We have yet another project in the works.  In an effort to add more perennial and annual growing space, we are again (for the forth year in a row) expanding our garden.

We are trying to keep renovation costs to a minimum so we are repurposing materials we already had on our property.  We were also lucky enough to obtain reclaimed timbers from an old barn to create some raised beds.  (Remember the ones we were going to use for a new dining room floor?  Enter new idea.)

As you can see, it is definitely still a work in progress.  Hopefully, I will have pictures of the completed project soon.

A New Project?

My husband and I seem to have an ongoing list of potential projects sitting on our kitchen counter at all times.  Some of these tasks get completed, others just slowly work their way further down the list until they disappear all together.

Well, my husband and father-in-law have come up with a budding thought recently that I am extremely thrilled about!  A few years ago my father-in-law obtained a number of beautiful timbers from a century old barn that was being torn down in a nearby town.  He used several of these 100-year old beams for a pavilion he constructed and let me tell you, it is a feast for the eyes.

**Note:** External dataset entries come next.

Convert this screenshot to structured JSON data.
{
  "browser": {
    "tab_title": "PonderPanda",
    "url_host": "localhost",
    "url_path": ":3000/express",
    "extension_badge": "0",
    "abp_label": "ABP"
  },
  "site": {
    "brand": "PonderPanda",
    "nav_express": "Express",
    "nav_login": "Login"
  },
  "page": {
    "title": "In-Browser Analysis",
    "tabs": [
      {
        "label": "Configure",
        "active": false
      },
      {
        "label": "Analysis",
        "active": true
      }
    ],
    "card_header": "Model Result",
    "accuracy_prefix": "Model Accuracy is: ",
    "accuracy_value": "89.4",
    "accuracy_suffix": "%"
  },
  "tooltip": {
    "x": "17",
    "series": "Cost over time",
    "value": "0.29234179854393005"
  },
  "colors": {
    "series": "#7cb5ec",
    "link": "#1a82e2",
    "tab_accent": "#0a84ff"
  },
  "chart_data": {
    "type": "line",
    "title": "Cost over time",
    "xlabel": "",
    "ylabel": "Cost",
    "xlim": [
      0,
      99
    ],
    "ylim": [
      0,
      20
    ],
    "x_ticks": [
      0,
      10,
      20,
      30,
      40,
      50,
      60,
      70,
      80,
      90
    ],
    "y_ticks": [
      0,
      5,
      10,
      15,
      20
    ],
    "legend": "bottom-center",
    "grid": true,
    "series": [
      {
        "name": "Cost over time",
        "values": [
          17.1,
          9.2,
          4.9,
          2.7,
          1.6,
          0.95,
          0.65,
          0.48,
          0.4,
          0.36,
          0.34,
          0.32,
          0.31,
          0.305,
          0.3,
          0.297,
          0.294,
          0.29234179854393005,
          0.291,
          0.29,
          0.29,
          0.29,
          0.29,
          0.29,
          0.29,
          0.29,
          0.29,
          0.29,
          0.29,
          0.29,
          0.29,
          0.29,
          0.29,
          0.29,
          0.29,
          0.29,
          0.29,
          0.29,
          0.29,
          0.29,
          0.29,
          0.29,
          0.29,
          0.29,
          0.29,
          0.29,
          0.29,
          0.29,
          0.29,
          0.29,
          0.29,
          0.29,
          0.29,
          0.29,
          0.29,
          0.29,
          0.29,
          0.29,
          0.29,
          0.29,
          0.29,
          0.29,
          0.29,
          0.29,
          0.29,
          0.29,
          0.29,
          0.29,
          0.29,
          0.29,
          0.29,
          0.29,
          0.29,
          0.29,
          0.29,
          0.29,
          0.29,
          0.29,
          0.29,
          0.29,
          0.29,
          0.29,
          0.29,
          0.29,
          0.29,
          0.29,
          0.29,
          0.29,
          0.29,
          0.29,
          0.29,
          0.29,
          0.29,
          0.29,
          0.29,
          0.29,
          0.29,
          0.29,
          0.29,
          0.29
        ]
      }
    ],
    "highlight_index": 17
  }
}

The remainder of the boards sat unused for quite some time, but now they may be given new life.  My hubby, father-in-law, and a man from a local mill are hoping to take the remaining timbers and cut them into boards to be used as a floor in our dining room.  Now, if you happened to read my piece a few weeks back, you know that I LOVE antiques, so even the prospect of this new project is just thrilling to me.

I will keep all of you updated with any progress that is made.  Fingers crossed.